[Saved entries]
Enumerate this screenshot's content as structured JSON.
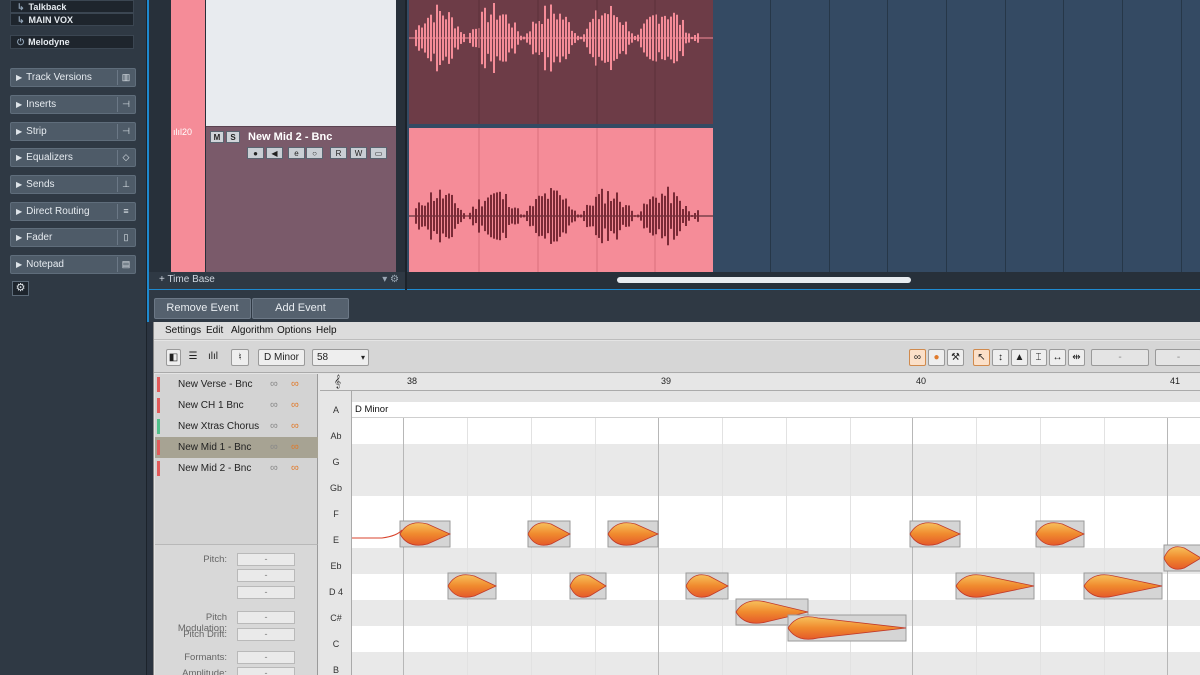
{
  "inspector": {
    "track_items": [
      "Talkback",
      "MAIN VOX"
    ],
    "plugin": "Melodyne",
    "sections": [
      {
        "label": "Track Versions",
        "icon": "track-versions-icon"
      },
      {
        "label": "Inserts",
        "icon": "inserts-icon"
      },
      {
        "label": "Strip",
        "icon": "strip-icon"
      },
      {
        "label": "Equalizers",
        "icon": "eq-icon"
      },
      {
        "label": "Sends",
        "icon": "sends-icon"
      },
      {
        "label": "Direct Routing",
        "icon": "routing-icon"
      },
      {
        "label": "Fader",
        "icon": "fader-icon"
      },
      {
        "label": "Notepad",
        "icon": "notepad-icon"
      }
    ]
  },
  "project": {
    "track_name": "New Mid 2 - Bnc",
    "track_number": "20",
    "mute_label": "M",
    "solo_label": "S",
    "read_label": "R",
    "write_label": "W",
    "timebase_label": "+ Time Base"
  },
  "melodyne": {
    "tabs": [
      "Remove Event",
      "Add Event"
    ],
    "menu": [
      "Settings",
      "Edit",
      "Algorithm",
      "Options",
      "Help"
    ],
    "key_value": "D Minor",
    "tempo_value": "58",
    "placeholder_value": "-",
    "blobs": [
      {
        "name": "New Verse - Bnc",
        "color": "#e25a5a"
      },
      {
        "name": "New CH  1 Bnc",
        "color": "#e25a5a"
      },
      {
        "name": "New Xtras Chorus",
        "color": "#4fbf8a"
      },
      {
        "name": "New Mid 1 - Bnc",
        "color": "#e25a5a"
      },
      {
        "name": "New Mid 2 - Bnc",
        "color": "#e25a5a"
      }
    ],
    "params": [
      "Pitch:",
      "",
      "",
      "Pitch Modulation:",
      "Pitch Drift:",
      "Formants:",
      "Amplitude:"
    ],
    "param_value": "-",
    "bars": [
      "38",
      "39",
      "40",
      "41"
    ],
    "scale_label": "D Minor",
    "pitch_labels": [
      "A",
      "Ab",
      "G",
      "Gb",
      "F",
      "E",
      "Eb",
      "D 4",
      "C#",
      "C",
      "B"
    ]
  },
  "colors": {
    "accent": "#1e8ad0",
    "clip_pink": "#f58c98",
    "clip_dark": "#6d3c47",
    "note_orange": "#f0882e"
  }
}
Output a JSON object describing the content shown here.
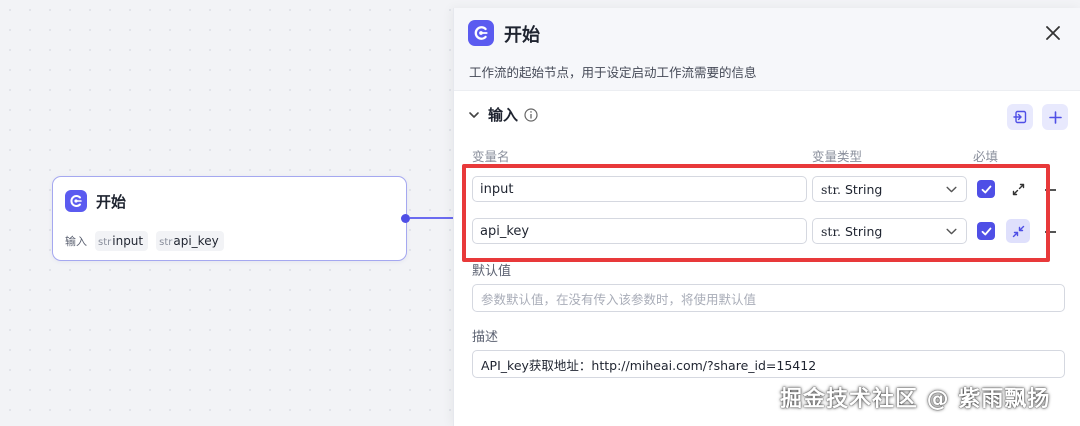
{
  "node": {
    "title": "开始",
    "inputs_label": "输入",
    "vars": [
      {
        "type": "str",
        "name": "input"
      },
      {
        "type": "str",
        "name": "api_key"
      }
    ]
  },
  "panel": {
    "title": "开始",
    "description": "工作流的起始节点，用于设定启动工作流需要的信息",
    "section_title": "输入",
    "columns": {
      "name": "变量名",
      "type": "变量类型",
      "required": "必填"
    },
    "rows": [
      {
        "name": "input",
        "type_prefix": "str.",
        "type_label": "String",
        "required": true,
        "expanded": false
      },
      {
        "name": "api_key",
        "type_prefix": "str.",
        "type_label": "String",
        "required": true,
        "expanded": true
      }
    ],
    "default_label": "默认值",
    "default_placeholder": "参数默认值，在没有传入该参数时，将使用默认值",
    "desc_label": "描述",
    "desc_value": "API_key获取地址：http://miheai.com/?share_id=15412"
  },
  "watermark": "掘金技术社区 @ 紫雨飘扬",
  "colors": {
    "accent": "#5b5bf0",
    "highlight": "#e8393a"
  },
  "icons": [
    "start-node-icon",
    "close-icon",
    "chevron-down-icon",
    "info-icon",
    "import-icon",
    "plus-icon",
    "check-icon",
    "expand-icon",
    "collapse-icon",
    "minus-icon"
  ]
}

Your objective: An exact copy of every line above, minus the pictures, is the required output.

Response to this exercise:
Enumerate this screenshot's content as structured JSON.
{
  "inspector": {
    "track_items": [
      "Talkback",
      "MAIN VOX"
    ],
    "plugin": "Melodyne",
    "sections": [
      {
        "label": "Track Versions",
        "icon": "track-versions-icon"
      },
      {
        "label": "Inserts",
        "icon": "inserts-icon"
      },
      {
        "label": "Strip",
        "icon": "strip-icon"
      },
      {
        "label": "Equalizers",
        "icon": "eq-icon"
      },
      {
        "label": "Sends",
        "icon": "sends-icon"
      },
      {
        "label": "Direct Routing",
        "icon": "routing-icon"
      },
      {
        "label": "Fader",
        "icon": "fader-icon"
      },
      {
        "label": "Notepad",
        "icon": "notepad-icon"
      }
    ]
  },
  "project": {
    "track_name": "New Mid 2 - Bnc",
    "track_number": "20",
    "mute_label": "M",
    "solo_label": "S",
    "read_label": "R",
    "write_label": "W",
    "timebase_label": "+ Time Base"
  },
  "melodyne": {
    "tabs": [
      "Remove Event",
      "Add Event"
    ],
    "menu": [
      "Settings",
      "Edit",
      "Algorithm",
      "Options",
      "Help"
    ],
    "key_value": "D Minor",
    "tempo_value": "58",
    "placeholder_value": "-",
    "blobs": [
      {
        "name": "New Verse - Bnc",
        "color": "#e25a5a"
      },
      {
        "name": "New CH  1 Bnc",
        "color": "#e25a5a"
      },
      {
        "name": "New Xtras Chorus",
        "color": "#4fbf8a"
      },
      {
        "name": "New Mid 1 - Bnc",
        "color": "#e25a5a"
      },
      {
        "name": "New Mid 2 - Bnc",
        "color": "#e25a5a"
      }
    ],
    "params": [
      "Pitch:",
      "",
      "",
      "Pitch Modulation:",
      "Pitch Drift:",
      "Formants:",
      "Amplitude:"
    ],
    "param_value": "-",
    "bars": [
      "38",
      "39",
      "40",
      "41"
    ],
    "scale_label": "D Minor",
    "pitch_labels": [
      "A",
      "Ab",
      "G",
      "Gb",
      "F",
      "E",
      "Eb",
      "D 4",
      "C#",
      "C",
      "B"
    ]
  },
  "colors": {
    "accent": "#1e8ad0",
    "clip_pink": "#f58c98",
    "clip_dark": "#6d3c47",
    "note_orange": "#f0882e"
  }
}
Output a JSON object describing the content shown here.
{
  "node": {
    "title": "开始",
    "inputs_label": "输入",
    "vars": [
      {
        "type": "str",
        "name": "input"
      },
      {
        "type": "str",
        "name": "api_key"
      }
    ]
  },
  "panel": {
    "title": "开始",
    "description": "工作流的起始节点，用于设定启动工作流需要的信息",
    "section_title": "输入",
    "columns": {
      "name": "变量名",
      "type": "变量类型",
      "required": "必填"
    },
    "rows": [
      {
        "name": "input",
        "type_prefix": "str.",
        "type_label": "String",
        "required": true,
        "expanded": false
      },
      {
        "name": "api_key",
        "type_prefix": "str.",
        "type_label": "String",
        "required": true,
        "expanded": true
      }
    ],
    "default_label": "默认值",
    "default_placeholder": "参数默认值，在没有传入该参数时，将使用默认值",
    "desc_label": "描述",
    "desc_value": "API_key获取地址：http://miheai.com/?share_id=15412"
  },
  "watermark": "掘金技术社区 @ 紫雨飘扬",
  "colors": {
    "accent": "#5b5bf0",
    "highlight": "#e8393a"
  },
  "icons": [
    "start-node-icon",
    "close-icon",
    "chevron-down-icon",
    "info-icon",
    "import-icon",
    "plus-icon",
    "check-icon",
    "expand-icon",
    "collapse-icon",
    "minus-icon"
  ]
}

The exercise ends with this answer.